*S*

_{stimulus}+ bias, and standard deviation,

*σ*

_{stereo}. The bias term allows us to incorporate into the model potential relative biases in subjects' estimates of slant-from-figure shape and slant-from-disparity. The Bayesian observer computes as its estimate of the slant the expected value of the posterior distribution,

*σ*

_{ A},

*σ*

_{stereo},

*σ*

_{ α}(which parameterizes the spread of

*p*

_{ellipse}(

*α*)—see Equation 7), and the relative slant bias. To fit the model to subjects' data, for candidate settings of the model's parameters, we applied the same analysis used to analyze subjects' data to the outputs of the model observer averaged over many noise samples of aspect ratio and slant-from-disparity for each stimulus condition.

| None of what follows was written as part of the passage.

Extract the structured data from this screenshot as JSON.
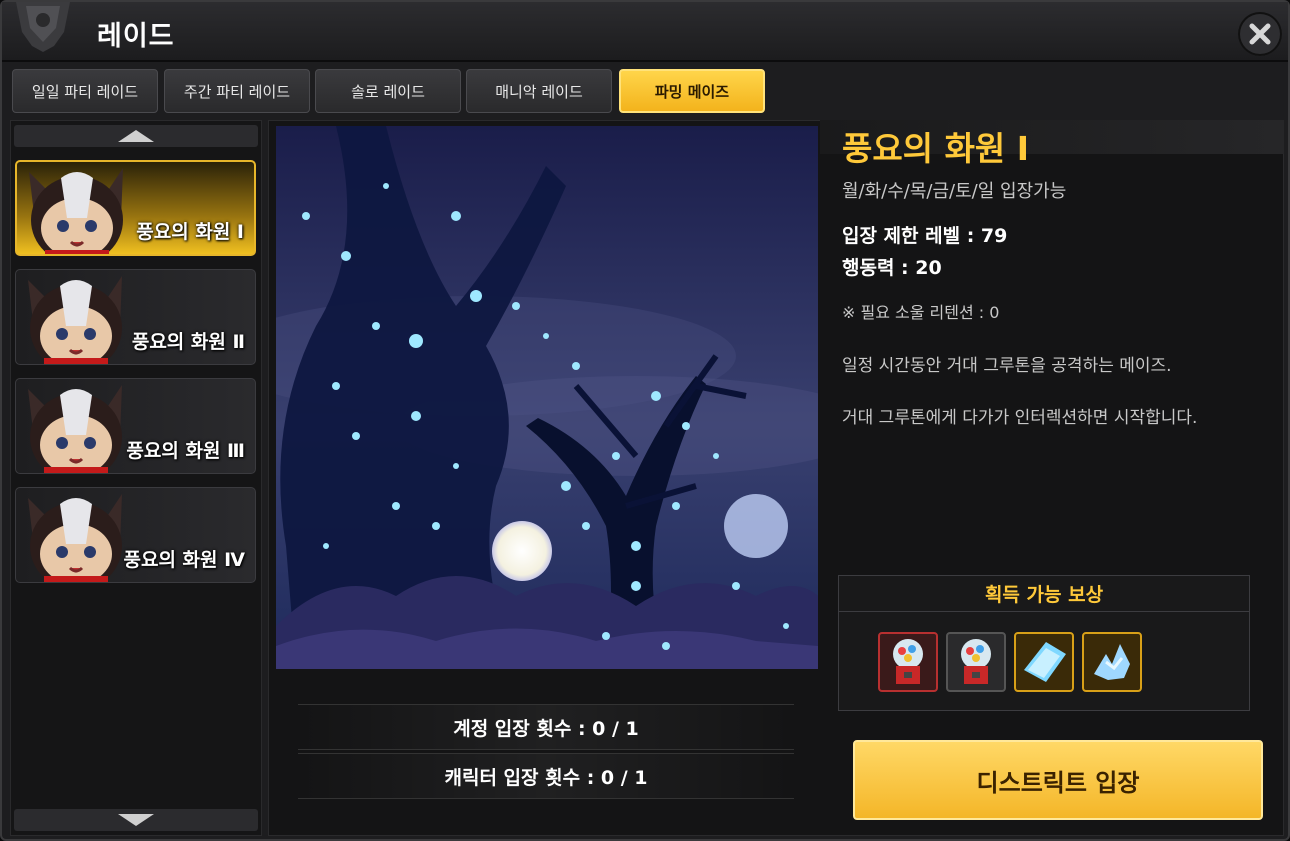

For each stimulus condition, represented as a combination of figure aspect ratio in the world

*α*

_{ i}and slant

*S*

_{ i}, we computed the expected slant estimate for the model over many trials as the integral of

*p*(

*S*∣

*A,*

*A*and

*k*is a normalizing constant that guarantees that the exponential distributions for sensory noise inside the integral integrate to 1 (because the range of integration is bounded on at least one side, the noise distributions are not, strictly speaking, Gaussian, although the bounds are many standard deviations away form the means).

*χ*

^{2}statistic from the difference between the models' expected compression cue weights and the average of subjects' weights in each of the test conditions,

*N*is the number of test conditions and

*σ*

_{ i}is the standard error on the mean of subjects' compression cue weights in condition

*i*. We fit the model parameters by minimizing Equation A6 using a simplex algorithm.